Monday, April 13, 2015

A Wedding, a Birthday and American Exceptionalism


It’s Thomas Jefferson’s birthday as I write this.  My wife and I just returned from a wonderful long weekend in Charlottesville, VA, the site of Jefferson’s home Monticello which we enjoyed visiting.  The occasion for the trip was not Jefferson’s birthday but rather my cousin’s wedding.

The weather was wonderful and the wedding celebration even more so.  As is often the case, I managed to find my way into an intellectual discussion in the midst of all this celebration.  I enjoy a debate that is respectful and where I have the opportunity to learn something new as was the case on this occasion. Standing a few feet from the Italian buffet, I was discussing American Exceptionalism with a well-traveled and obviously well read woman. 

She decries the use of the term.  Having lived overseas at various times in her life, she connects it to the boorish Ugly American who embarrasses us all.  She is undoubtedly correct in making that connection. Many conservative politicians have used the term to advance the idea that Americans are superior.  I agree with her in that I find Americans to be no more exceptional than citizens of other countries.

The term American Exceptionalism can be traced to the writings of Alexis de Tocqueville and refers to the notion that the United States was born of new ideas -- liberty, equal opportunity and laissez-faire economics.  In that sense, America was and remains exceptional.

Our economic progress has been the result of ideas embraced by both major political parties.

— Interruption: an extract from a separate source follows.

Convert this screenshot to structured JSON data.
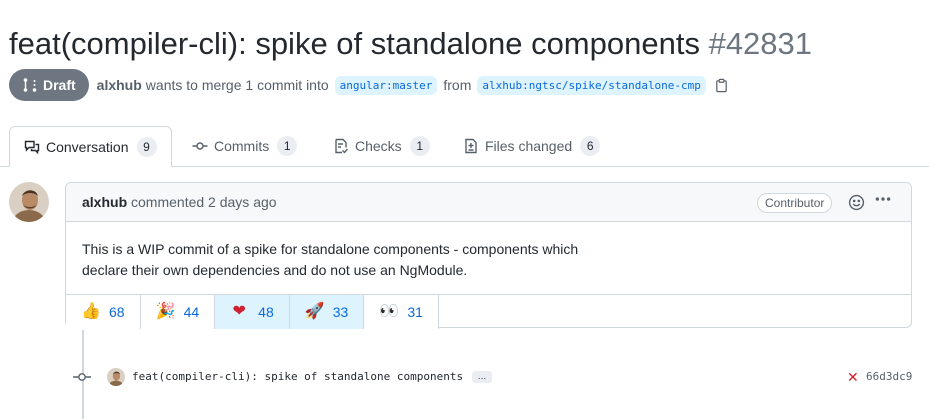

Public investment in infrastructure, private investment in free enterprise and openness to immigration have created an economy that generates nearly a quarter of the world’s GDP despite having only 5% of its population. 

So, despite the xenophobia of established citizens and political efforts to slow the influx of immigrants, they keep coming.  The promise of an American way of life is as attractive today as it was in the 19th and 20th Centuries.

Our continued prosperity is derived from principles of Economic Freedom – free market capitalism, private property rights, the rule of law and predictable policy.  It’s no surprise that Jefferson’ study has a portrait of John Locke hanging on the wall to this day.  Locke was preeminent in the British Enlightenment of the 1690s.  He promoted then radical ideas that all citizens should be free to enjoy the fruits of their own labor, that innovators should enjoy the profits resulting from their inventions and that capitalism is the prime mover for prosperity. 

And so, even today, America can claim to be exceptional for its adherence to the founders’ principles and for its diversity of thought and culture. 
The blessing circle
My cousin and his bride are both Italian Americans raised as Roman Catholics.  Our celebration lasted for three days.  On the last evening, the couple asked for the blessings of their friends and family.  Standing in a loose circle, we were all given the opportunity to offer our words of love to the newlyweds.  The blessings were officiated by a couple that ministers to a Unity Church.  He was raised in a Jewish household and she as a Roman Catholic.  The offerings included special remembrances (some offered in Italian) as well as a Baha’i prayer recited by an Iranian American and a Jewish recitation that preceded the groom breaking a glass followed by a shout of “Mazeltov!” by the assembled congregation.

How’s that for exceptional?

Somewhere Thomas Jefferson was smiling.


1 comment:

  1. Deb Hartogensis Godden Thank you! I take your point(s) with appreciation. My main problem with AE is how the term has been misused -- taking your definition as a basis -- and turned into a defense of blind, nationalism cloaked by a kind of sanctimonious patriotism that only turns people into bullies. It's fear, I suppose, and the discomfort that comes of a sense that we have no history and no culture, which is crazy. We are enriched by the history and cultures of all the people who came here to shape us. Instead, we hate one another. But yes, that wedding celebration was superb!